Buffalo, NY (PRWEB) January 20, 2014
Why are some brokers speculating record breaking VIP Superbowl tickets sales for this year's Superbowl that could reach a million dollars for just one suite?
We are now less than two weeks away from a historic Superbowl XLVIII. It will be the first Superbowl held in the New York/ New Jersey area and the first outdoor cold-weather Superbowl ever played.
It has now been determined that the Denver Broncos and Seattle Seahawks will be Superbowl opponents. "The biggest player in determining the price of Super Bowl tickets won't be [Russell] Wilson or [Peyton] Manning, but Mother Nature," said Nick Giammusso, President & CEO of VIPSeats.com, a Buffalo, New York-based brokerage, which was selling upper-level seats Monday for $2,550 and lower-level seats for $3,450.

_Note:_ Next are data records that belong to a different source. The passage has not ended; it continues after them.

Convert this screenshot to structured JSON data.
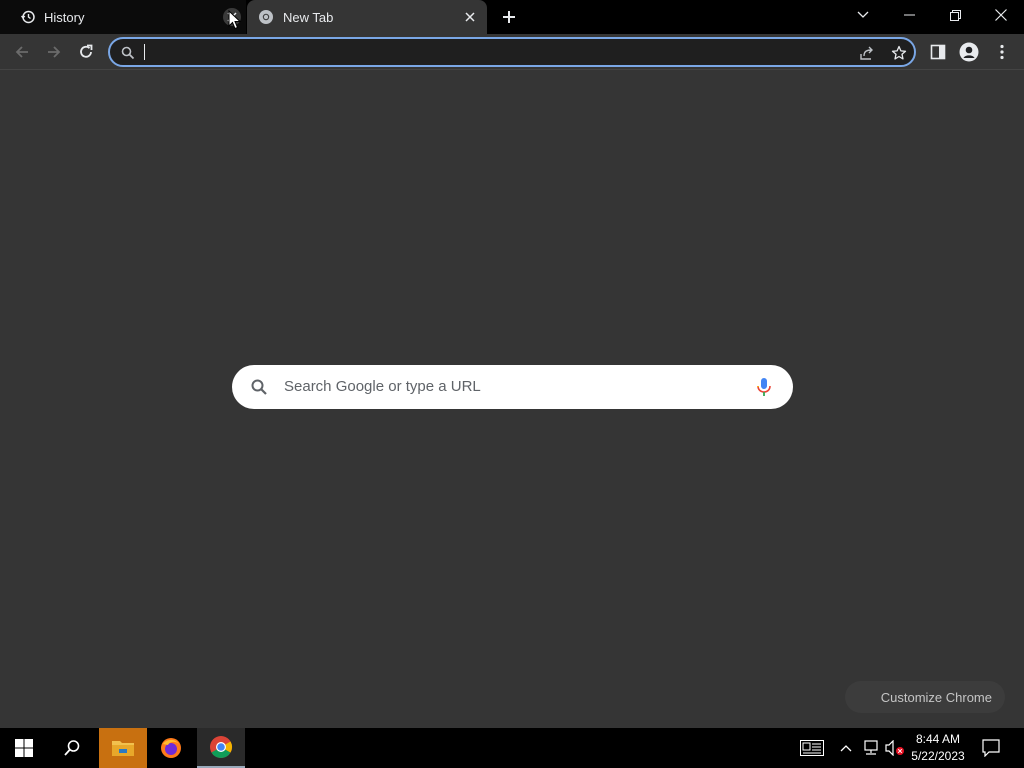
{
  "colors": {
    "accent": "#7aa7e6",
    "page_bg": "#353535",
    "tabstrip_bg": "#000000",
    "explorer_highlight": "#c87010"
  },
  "tabs": [
    {
      "title": "History",
      "icon": "history-icon",
      "active": false
    },
    {
      "title": "New Tab",
      "icon": "chrome-icon",
      "active": true
    }
  ],
  "window_controls": {
    "icons": [
      "tab-search-icon",
      "minimize-icon",
      "restore-icon",
      "close-icon"
    ]
  },
  "toolbar": {
    "icons": [
      "back-icon",
      "forward-icon",
      "reload-icon",
      "share-icon",
      "star-icon",
      "side-panel-icon",
      "profile-icon",
      "menu-icon"
    ]
  },
  "omnibox": {
    "value": "",
    "placeholder": ""
  },
  "ntp": {
    "search_placeholder": "Search Google or type a URL",
    "customize_label": "Customize Chrome"
  },
  "taskbar": {
    "pinned": [
      "windows-start-icon",
      "search-icon",
      "file-explorer-icon",
      "firefox-icon",
      "chrome-icon"
    ],
    "tray_icons": [
      "news-widget-icon",
      "show-hidden-icons-icon",
      "network-icon",
      "volume-muted-icon"
    ],
    "time": "8:44 AM",
    "date": "5/22/2023"
  }
}
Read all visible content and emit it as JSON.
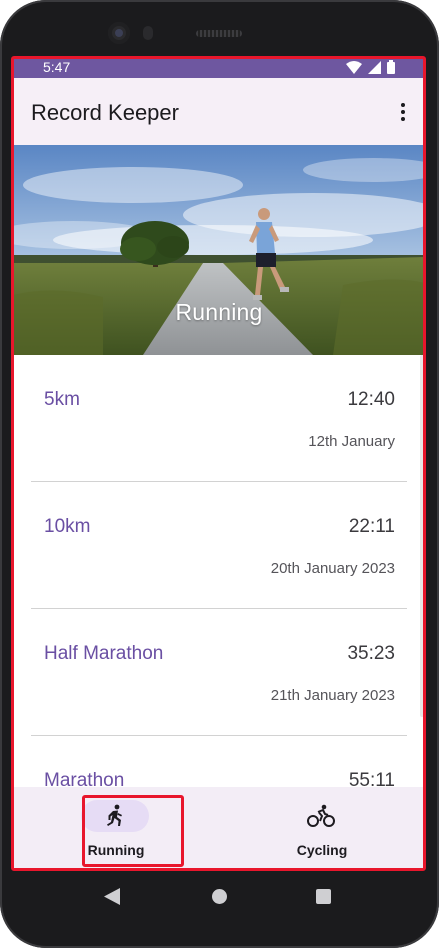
{
  "status_bar": {
    "time": "5:47",
    "icons": [
      "wifi-icon",
      "signal-icon",
      "battery-icon"
    ]
  },
  "app_bar": {
    "title": "Record Keeper",
    "menu_icon": "overflow-menu-icon"
  },
  "hero": {
    "caption": "Running",
    "image": "runner-on-country-road"
  },
  "records": [
    {
      "name": "5km",
      "time": "12:40",
      "date": "12th January"
    },
    {
      "name": "10km",
      "time": "22:11",
      "date": "20th January 2023"
    },
    {
      "name": "Half Marathon",
      "time": "35:23",
      "date": "21th January 2023"
    },
    {
      "name": "Marathon",
      "time": "55:11",
      "date": ""
    }
  ],
  "bottom_nav": {
    "items": [
      {
        "label": "Running",
        "icon": "running-icon",
        "selected": true
      },
      {
        "label": "Cycling",
        "icon": "cycling-icon",
        "selected": false
      }
    ]
  },
  "colors": {
    "primary": "#6e57a0",
    "record_name": "#6a4fa3",
    "app_bar_bg": "#f6eff7",
    "nav_bg": "#f3edf6",
    "nav_indicator": "#e6dcf5",
    "highlight": "#e8162c"
  }
}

The weather forecasters are calling for colder than normal temperatures in the mid 20's at kickoff. In this case, we are sure to see more winter hats, scarves and gloves on spectators than you would normally ever see at such a prestigious corporate event as the Super Bowl. "The combination of cold weather and such a large pool of local area corporate buyers are spiking demand for VIP club seats and suites that offer a place to get warm", says VIPSuperBowlTickets.com Director of Marketing Alex Szczesny. I have no doubt the demand will be there, especially with the forecast of very cold weather and people that will start looking for seats with indoor access.
MetLife Stadium has a seating capacity of about 82,566. There are over 10,000 vip club seats and over 220 luxury vip suites that offer access to a climate controlled environment. In addition to higher demand because of the possibility of foul weather, supply this year has been severely constricted. In years past, suite holders for the Jets and Giants would have gotten access to their suites for the Super Bowl, which they could in turn sell for a hefty profit. This year, the NFL pulled its version of eminent domain and took away suites from team season ticket holders to include them as part of million-dollar sponsorships for the NY/NJ Super Bowl host Committee. The committee has 28 sponsors, and when you add to that teams, the league, and existing sponsors, there are likely less than ten suites on the market, compared to 30 in an average year.
There are options for those wanting to watch the game in warmth but only if they are willing to shell out some big bucks this year.
While ticket prices for this year are about 15% above the four-year average, the difference in suite prices are anywhere from 80% to 300% higher. In years past, a suite could cost from $150,000 to $250,000. This year, prices are starting at $450,000. The luxury VIP suites at MetLife Stadium can hold anywhere from 12 to 30 people. Most offer outdoor seats in addition to a climate-controlled lounge with televisions and catering. At least there will be food and an open bar. Not only are the local corporate buyers pressuring the VIP Superbowl seats market but also those companies in Denver and Seattle that will want to entertain. Consider that Seattle's Microsoft alone has over $63 billion in cash on their balance sheet.
Thus, a million dollar sale for a VIP luxury suite or two is conceivable with increasing demand for suites and very little supply.
MetLife also offers club areas for some ticket holders, which would offer respite from the cold, but not the same ability to watch the game on the field from inside. Still, at an estimated $6,500 and up, the club seats are a cheaper way to get out of the cold, Giammusso says. Wall Street had a great year and the Super Bowl is a way for companies to celebrate corporate relationships and entertain clients.